Latest Avandia® News
What is Happening With Avandia®?
Controversy continues to rage over the heart safety of the type 2 diabetes drug Avandia®. Avandia® has been the subject of debate for years. Many doctors and scientists are certain there is a strong link between the medication and the risk of heart attack and stroke.
The FDA on Sept. 23, 2010, announced it was significantly restricting access to Avandia® to patients with type 2 diabetes who cannot control their illness on other medications.
“These new restrictions,” the agency announcement said, “are in response to data that suggest an elevated risk of cardiovascular events, such as heart attack and stroke, in patients treated with Avandia®.”
The new FDA action required GlaxoSmithKline, the drug’s manufacturer, to develop a restricted access program for Avandia®, using a risk evaluation and mitigation strategy. Under this new strategy, new patients could take Avandia® only if they could not control their glucose levels with other medications and could not take Actos® (pioglitazone), the only other drug in the class.
Doctors now need to attest to and document their patients’ eligibility to take Avandia®. Patients need to read statements about the heart safety of the medication and acknowledge that they understand the risks.
Avandia® Banned in the United Kingdom, not U.S.
In October 2010, the United Kingdom suspended the license for Avandia® and took the drug off the market, following a recommendation by the European Medicines Agency.
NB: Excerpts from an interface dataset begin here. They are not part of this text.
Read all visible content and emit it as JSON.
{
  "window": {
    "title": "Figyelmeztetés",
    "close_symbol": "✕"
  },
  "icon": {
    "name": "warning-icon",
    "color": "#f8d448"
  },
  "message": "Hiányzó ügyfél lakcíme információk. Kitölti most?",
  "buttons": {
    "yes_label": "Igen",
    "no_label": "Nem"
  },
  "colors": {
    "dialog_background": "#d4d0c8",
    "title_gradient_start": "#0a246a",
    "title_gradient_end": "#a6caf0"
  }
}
That agency concluded that the benefits of the drug no longer outweighed its risks for heart problems, including heart attacks and heart failure.
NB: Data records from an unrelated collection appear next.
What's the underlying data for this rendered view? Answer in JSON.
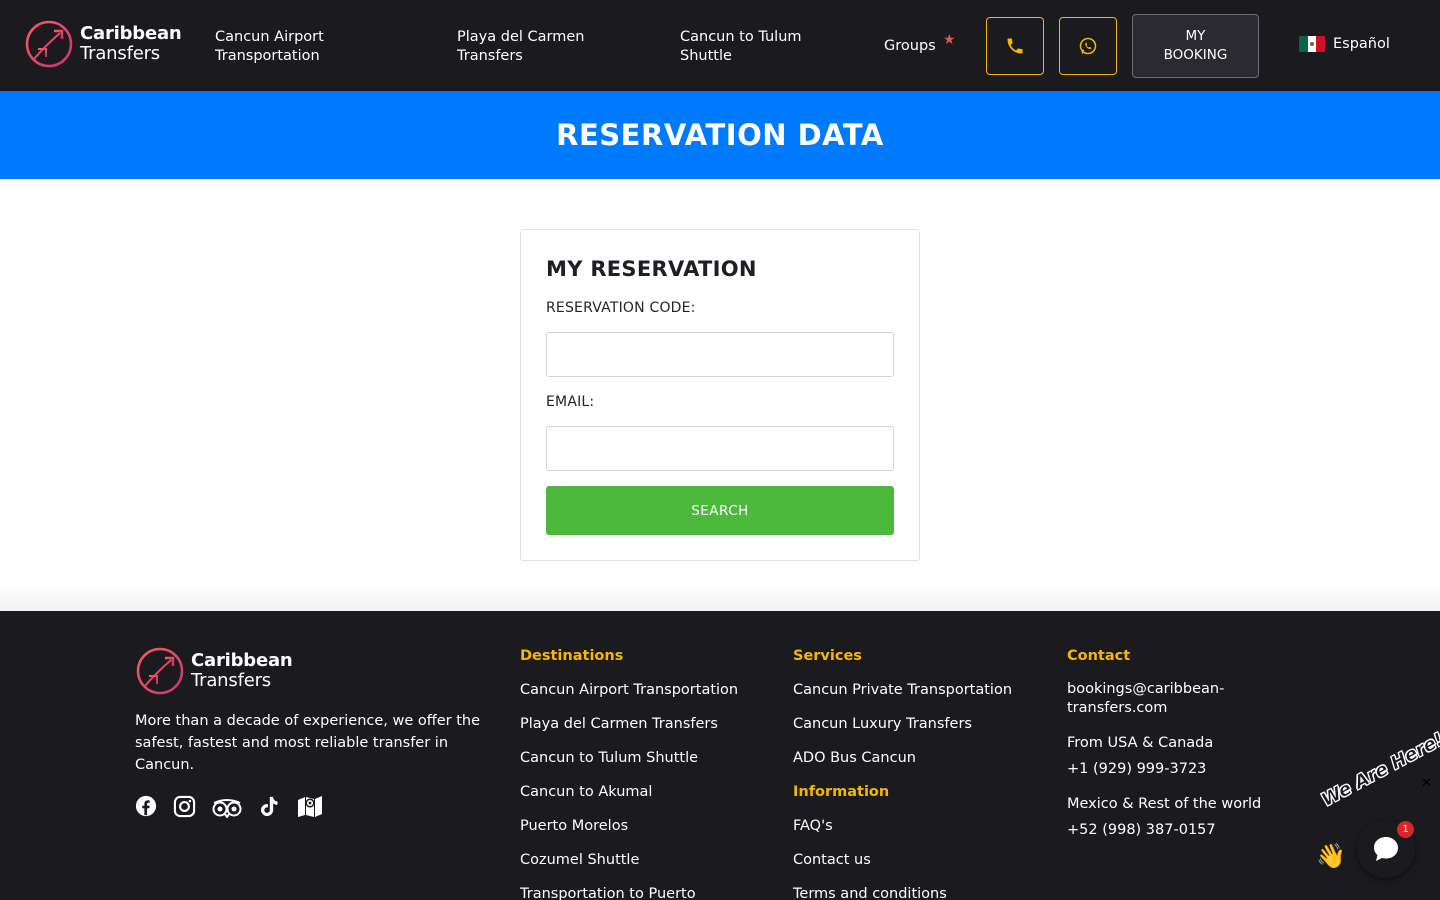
{
  "brand": {
    "line1": "Caribbean",
    "line2": "Transfers"
  },
  "nav": {
    "airport": {
      "line1": "Cancun Airport",
      "line2": "Transportation"
    },
    "playa": {
      "line1": "Playa del Carmen",
      "line2": "Transfers"
    },
    "tulum": {
      "line1": "Cancun to Tulum",
      "line2": "Shuttle"
    },
    "groups": "Groups",
    "booking": {
      "line1": "MY",
      "line2": "BOOKING"
    },
    "language": "Español"
  },
  "banner": {
    "title": "RESERVATION DATA"
  },
  "reservation": {
    "title": "MY RESERVATION",
    "code_label": "RESERVATION CODE:",
    "code_value": "",
    "email_label": "EMAIL:",
    "email_value": "",
    "search_label": "SEARCH"
  },
  "footer": {
    "description": "More than a decade of experience, we offer the safest, fastest and most reliable transfer in Cancun.",
    "destinations": {
      "heading": "Destinations",
      "links": [
        "Cancun Airport Transportation",
        "Playa del Carmen Transfers",
        "Cancun to Tulum Shuttle",
        "Cancun to Akumal",
        "Puerto Morelos",
        "Cozumel Shuttle",
        "Transportation to Puerto"
      ]
    },
    "services": {
      "heading": "Services",
      "links": [
        "Cancun Private Transportation",
        "Cancun Luxury Transfers",
        "ADO Bus Cancun"
      ]
    },
    "information": {
      "heading": "Information",
      "links": [
        "FAQ's",
        "Contact us",
        "Terms and conditions"
      ]
    },
    "contact": {
      "heading": "Contact",
      "email_line1": "bookings@caribbean-",
      "email_line2": "transfers.com",
      "usa_label": "From USA & Canada",
      "usa_phone": "+1 (929) 999-3723",
      "mx_label": "Mexico & Rest of the world",
      "mx_phone": "+52 (998) 387-0157"
    }
  },
  "chat": {
    "banner_text": "We Are Here!",
    "unread_count": "1"
  },
  "colors": {
    "header_bg": "#1b1a1f",
    "banner_bg": "#007bff",
    "accent": "#f5b800",
    "search_button": "#4cb93c"
  }
}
Until recently, the FDA found no conclusive evidence to restrict the use of Avandia®. An FDA revision to the black box warning on Avandia® contained information on studies of thousands of patients:
- One large study concluded that Avandia® increased the risk of heart problems such as angina (chest pain) or heart attack
- The results of three other studies were inconclusive in terms of whether Avandia® increased heart problems
Some at the FDA itself and other medical experts have contested the impartiality of the July advisory panel that recommended that Avandia® not be recalled. The FDA officials and others said the panel was filled with members who were sympathetic to the medication.
Dangers of Avandia®
It has been reported that the most dangerous side effects of Avandia® are:
- Heart attack
- Congestive heart failure
- Bone fractures
Contact an Avandia® injury lawyer for more information about the latest news and updates related to Avandia®. We can help you seek compensation if you think you have been harmed by the drug.